Poor reliability and quality of drinking water has flow-on effects for economic and health outcomes. Reliable and safe water of adequate quantity is essential for life, health and economic development.
Challenges and Solutions
The challenges for effective delivery of water supplies in remote areas are complex.
These challenges include water scarcity, extreme water quality issues associated with geochemically rich groundwater, high treatment costs, limited capacity for maintenance of infrastructure (such as treatment plants, borefields and pumps), and supply chains that are impacted by distance, road conditions and limited access during the wet season.
It is vital that the technical solutions that are developed to overcome these challenges recognise individual community needs and ensure local input into decision making.
Through a study funded by the National Water Grid Authority, we have provided an overview of the challenges of remote water supply. We have identified the key water quality issues and the technology currently used to treat this water. We also outlined some of the technological advances in water treatment that may address some of the current challenges for remote communities.
The report provides the National Water Grid Authority with a framework for reviewing alternative and emerging water treatment technologies to provide safe and reliable water supplies in remote communities (including First Nations communities), and to guide the prioritisation of investment in water infrastructure.
Current water treatment technologies have the potential to treat most water quality concerns. However, ongoing development of emerging technologies may be warranted for the purpose of:
- developing systems that are robust, effective and fail-safe under extreme conditions or with limited maintenance
- reducing the need for chemical transport, handling and dosing
- providing more efficient desalinisation methods, reducing waste stream generation and minimising water wastage
- reducing energy consumption and integrating with renewable energy sources such as solar
- developing alternative disposal options for brines and other wastes, including safe disposal of uranium, and
- developing technology for treatment of extreme and emerging water quality issues.
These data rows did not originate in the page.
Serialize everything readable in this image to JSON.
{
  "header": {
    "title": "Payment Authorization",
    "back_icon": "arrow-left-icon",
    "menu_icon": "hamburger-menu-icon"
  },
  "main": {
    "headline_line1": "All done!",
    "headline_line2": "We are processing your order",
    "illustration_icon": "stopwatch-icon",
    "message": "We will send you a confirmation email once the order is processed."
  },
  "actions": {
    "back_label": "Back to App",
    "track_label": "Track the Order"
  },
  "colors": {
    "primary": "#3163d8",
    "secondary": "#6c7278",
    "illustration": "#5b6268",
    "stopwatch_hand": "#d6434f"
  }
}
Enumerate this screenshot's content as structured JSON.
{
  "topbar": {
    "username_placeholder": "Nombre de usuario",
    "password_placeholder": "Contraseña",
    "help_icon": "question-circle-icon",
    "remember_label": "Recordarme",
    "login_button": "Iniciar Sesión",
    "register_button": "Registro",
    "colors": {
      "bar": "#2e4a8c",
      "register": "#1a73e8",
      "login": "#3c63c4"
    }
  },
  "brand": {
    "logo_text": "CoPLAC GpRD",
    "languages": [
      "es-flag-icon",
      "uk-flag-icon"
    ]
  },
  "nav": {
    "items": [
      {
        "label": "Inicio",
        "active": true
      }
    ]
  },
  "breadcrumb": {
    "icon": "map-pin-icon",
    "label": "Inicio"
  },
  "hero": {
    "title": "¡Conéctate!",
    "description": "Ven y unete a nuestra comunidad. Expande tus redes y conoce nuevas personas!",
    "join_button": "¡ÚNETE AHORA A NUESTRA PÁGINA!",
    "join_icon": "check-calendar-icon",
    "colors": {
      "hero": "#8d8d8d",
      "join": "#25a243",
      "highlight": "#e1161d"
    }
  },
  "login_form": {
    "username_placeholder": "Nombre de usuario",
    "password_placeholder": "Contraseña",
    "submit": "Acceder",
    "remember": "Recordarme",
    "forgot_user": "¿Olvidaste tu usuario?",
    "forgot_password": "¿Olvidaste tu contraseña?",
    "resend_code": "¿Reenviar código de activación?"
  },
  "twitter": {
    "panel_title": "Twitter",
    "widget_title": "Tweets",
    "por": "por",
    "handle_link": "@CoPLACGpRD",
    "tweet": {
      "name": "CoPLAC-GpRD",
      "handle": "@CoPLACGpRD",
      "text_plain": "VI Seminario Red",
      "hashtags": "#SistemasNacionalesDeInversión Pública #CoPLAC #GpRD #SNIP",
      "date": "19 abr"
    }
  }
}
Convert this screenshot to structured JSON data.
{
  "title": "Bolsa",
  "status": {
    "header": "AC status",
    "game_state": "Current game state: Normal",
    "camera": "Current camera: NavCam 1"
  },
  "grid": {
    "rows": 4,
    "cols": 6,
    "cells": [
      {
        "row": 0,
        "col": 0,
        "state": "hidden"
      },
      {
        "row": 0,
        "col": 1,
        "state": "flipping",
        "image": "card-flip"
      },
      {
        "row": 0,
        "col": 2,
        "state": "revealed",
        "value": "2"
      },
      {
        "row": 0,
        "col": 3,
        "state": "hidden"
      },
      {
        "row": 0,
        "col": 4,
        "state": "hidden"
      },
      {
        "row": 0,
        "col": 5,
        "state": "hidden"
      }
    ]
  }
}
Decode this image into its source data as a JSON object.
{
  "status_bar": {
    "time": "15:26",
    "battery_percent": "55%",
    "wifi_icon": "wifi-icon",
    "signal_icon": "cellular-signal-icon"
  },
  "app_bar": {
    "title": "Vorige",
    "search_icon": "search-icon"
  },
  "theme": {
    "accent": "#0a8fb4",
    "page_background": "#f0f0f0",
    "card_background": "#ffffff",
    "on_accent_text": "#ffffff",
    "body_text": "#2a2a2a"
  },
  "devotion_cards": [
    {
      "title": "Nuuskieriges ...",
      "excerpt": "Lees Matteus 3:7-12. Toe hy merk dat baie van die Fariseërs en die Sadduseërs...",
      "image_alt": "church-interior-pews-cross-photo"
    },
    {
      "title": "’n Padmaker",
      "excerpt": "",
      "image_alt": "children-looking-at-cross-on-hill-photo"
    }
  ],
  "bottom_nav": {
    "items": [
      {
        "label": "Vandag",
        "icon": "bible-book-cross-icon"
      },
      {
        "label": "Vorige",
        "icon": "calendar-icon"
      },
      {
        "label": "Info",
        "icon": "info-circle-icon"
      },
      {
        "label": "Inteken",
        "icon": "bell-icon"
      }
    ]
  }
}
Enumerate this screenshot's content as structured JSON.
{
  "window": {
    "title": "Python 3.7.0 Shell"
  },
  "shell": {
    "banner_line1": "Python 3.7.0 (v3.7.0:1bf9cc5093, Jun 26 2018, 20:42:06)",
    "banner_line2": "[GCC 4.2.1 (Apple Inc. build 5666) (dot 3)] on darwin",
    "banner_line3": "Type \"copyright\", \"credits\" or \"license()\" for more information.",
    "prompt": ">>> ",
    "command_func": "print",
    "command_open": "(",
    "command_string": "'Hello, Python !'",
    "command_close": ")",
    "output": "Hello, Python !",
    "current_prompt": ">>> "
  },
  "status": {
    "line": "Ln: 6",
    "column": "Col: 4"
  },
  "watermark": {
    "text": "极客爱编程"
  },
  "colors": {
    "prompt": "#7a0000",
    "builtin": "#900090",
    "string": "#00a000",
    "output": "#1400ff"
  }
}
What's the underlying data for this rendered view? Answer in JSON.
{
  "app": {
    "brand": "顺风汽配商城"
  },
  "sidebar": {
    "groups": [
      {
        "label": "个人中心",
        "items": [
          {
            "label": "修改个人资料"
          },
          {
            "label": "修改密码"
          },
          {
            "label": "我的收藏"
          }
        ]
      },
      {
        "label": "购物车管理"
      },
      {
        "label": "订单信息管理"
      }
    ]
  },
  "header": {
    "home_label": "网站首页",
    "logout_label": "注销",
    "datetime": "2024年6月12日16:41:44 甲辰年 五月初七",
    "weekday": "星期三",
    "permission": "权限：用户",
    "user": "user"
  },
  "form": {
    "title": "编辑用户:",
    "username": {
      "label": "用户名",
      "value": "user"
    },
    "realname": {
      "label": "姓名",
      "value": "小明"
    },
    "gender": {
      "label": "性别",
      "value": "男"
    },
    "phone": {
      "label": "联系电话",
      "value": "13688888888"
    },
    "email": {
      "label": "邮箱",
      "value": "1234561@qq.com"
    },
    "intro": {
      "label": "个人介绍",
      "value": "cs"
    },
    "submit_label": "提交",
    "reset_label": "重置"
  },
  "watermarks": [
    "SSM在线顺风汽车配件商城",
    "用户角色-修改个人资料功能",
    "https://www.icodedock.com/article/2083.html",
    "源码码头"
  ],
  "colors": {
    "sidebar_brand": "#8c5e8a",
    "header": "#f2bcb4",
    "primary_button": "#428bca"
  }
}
Electrocholrination, capacitive deionisation, adsorption, novel osmosis technology and atmospheric water harvest may have potential to address some of these challenges.